Data records for software interfaces:
══════
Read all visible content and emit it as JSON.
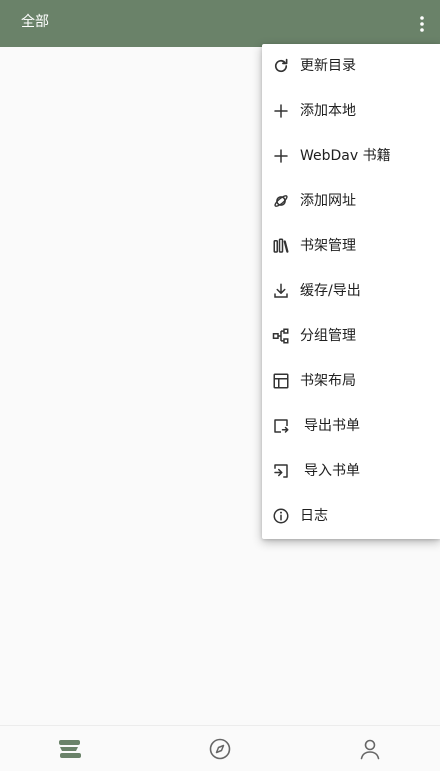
{
  "header": {
    "title": "全部",
    "overflow_icon": "more-vert-icon"
  },
  "menu": {
    "items": [
      {
        "label": "更新目录",
        "icon": "refresh-icon"
      },
      {
        "label": "添加本地",
        "icon": "plus-icon"
      },
      {
        "label": "WebDav 书籍",
        "icon": "plus-icon"
      },
      {
        "label": "添加网址",
        "icon": "planet-link-icon"
      },
      {
        "label": "书架管理",
        "icon": "bookshelf-icon"
      },
      {
        "label": "缓存/导出",
        "icon": "download-icon"
      },
      {
        "label": "分组管理",
        "icon": "group-tree-icon"
      },
      {
        "label": "书架布局",
        "icon": "layout-icon"
      },
      {
        "label": "导出书单",
        "icon": "export-icon"
      },
      {
        "label": "导入书单",
        "icon": "import-icon"
      },
      {
        "label": "日志",
        "icon": "info-icon"
      }
    ]
  },
  "bottom_nav": {
    "items": [
      {
        "icon": "bookshelf-nav-icon",
        "active": true
      },
      {
        "icon": "compass-icon",
        "active": false
      },
      {
        "icon": "person-icon",
        "active": false
      }
    ]
  },
  "colors": {
    "accent": "#6a8269",
    "icon": "#333333",
    "inactive_nav": "#666666"
  }
}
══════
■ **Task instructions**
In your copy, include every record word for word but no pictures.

■ **Result of the task**
Read all visible content and emit it as JSON.
{
  "header": {
    "title": "全部",
    "overflow_icon": "more-vert-icon"
  },
  "menu": {
    "items": [
      {
        "label": "更新目录",
        "icon": "refresh-icon"
      },
      {
        "label": "添加本地",
        "icon": "plus-icon"
      },
      {
        "label": "WebDav 书籍",
        "icon": "plus-icon"
      },
      {
        "label": "添加网址",
        "icon": "planet-link-icon"
      },
      {
        "label": "书架管理",
        "icon": "bookshelf-icon"
      },
      {
        "label": "缓存/导出",
        "icon": "download-icon"
      },
      {
        "label": "分组管理",
        "icon": "group-tree-icon"
      },
      {
        "label": "书架布局",
        "icon": "layout-icon"
      },
      {
        "label": "导出书单",
        "icon": "export-icon"
      },
      {
        "label": "导入书单",
        "icon": "import-icon"
      },
      {
        "label": "日志",
        "icon": "info-icon"
      }
    ]
  },
  "bottom_nav": {
    "items": [
      {
        "icon": "bookshelf-nav-icon",
        "active": true
      },
      {
        "icon": "compass-icon",
        "active": false
      },
      {
        "icon": "person-icon",
        "active": false
      }
    ]
  },
  "colors": {
    "accent": "#6a8269",
    "icon": "#333333",
    "inactive_nav": "#666666"
  }
}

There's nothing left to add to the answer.